▸ **What the task asks**:
Return each entry word for word. Leave the images out.

(Data records for software interfaces)
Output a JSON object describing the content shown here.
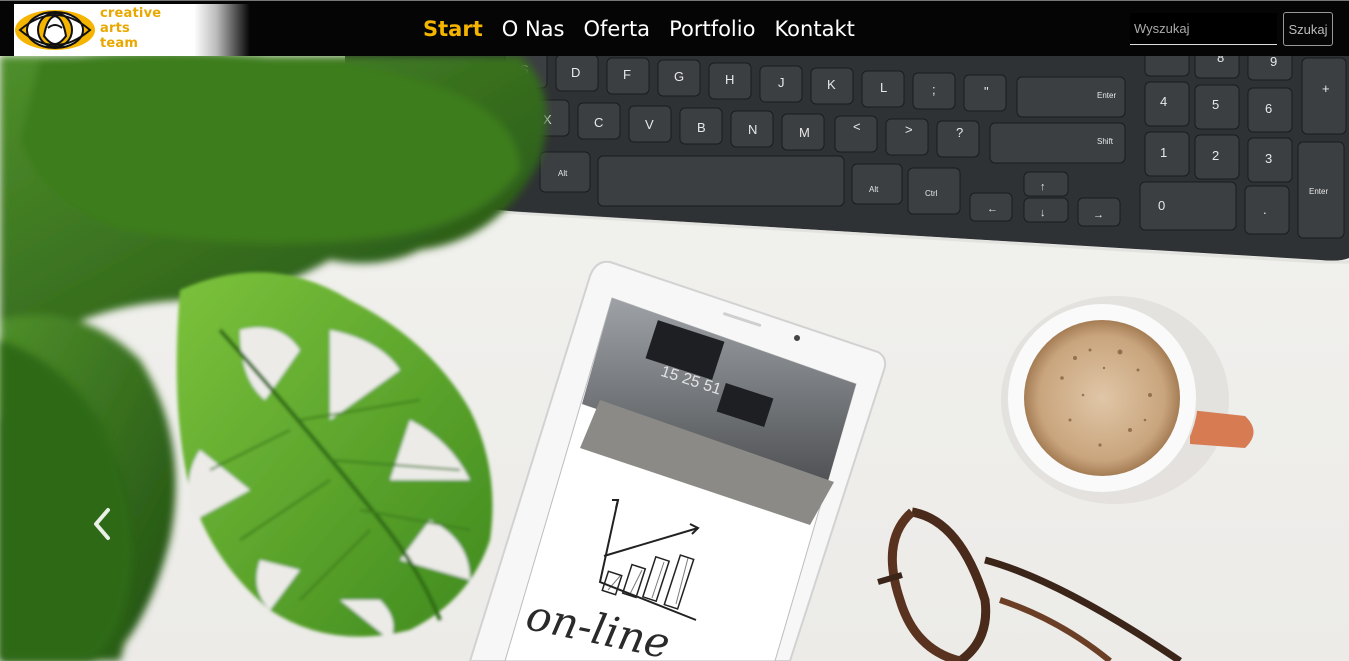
{
  "brand": {
    "logo_lines": [
      "creative",
      "arts",
      "team"
    ],
    "accent": "#f5b400"
  },
  "nav": {
    "items": [
      {
        "label": "Start",
        "active": true
      },
      {
        "label": "O Nas",
        "active": false
      },
      {
        "label": "Oferta",
        "active": false
      },
      {
        "label": "Portfolio",
        "active": false
      },
      {
        "label": "Kontakt",
        "active": false
      }
    ]
  },
  "search": {
    "placeholder": "Wyszukaj",
    "button_label": "Szukaj"
  },
  "carousel": {
    "prev_label": "Previous",
    "prev_icon": "chevron-left-icon"
  },
  "hero": {
    "tablet_clock": "15 25 51",
    "tablet_caption": "on-line"
  }
}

▸ **Reply to the task**:
Output a JSON object describing the content shown here.
{
  "brand": {
    "logo_lines": [
      "creative",
      "arts",
      "team"
    ],
    "accent": "#f5b400"
  },
  "nav": {
    "items": [
      {
        "label": "Start",
        "active": true
      },
      {
        "label": "O Nas",
        "active": false
      },
      {
        "label": "Oferta",
        "active": false
      },
      {
        "label": "Portfolio",
        "active": false
      },
      {
        "label": "Kontakt",
        "active": false
      }
    ]
  },
  "search": {
    "placeholder": "Wyszukaj",
    "button_label": "Szukaj"
  },
  "carousel": {
    "prev_label": "Previous",
    "prev_icon": "chevron-left-icon"
  },
  "hero": {
    "tablet_clock": "15 25 51",
    "tablet_caption": "on-line"
  }
}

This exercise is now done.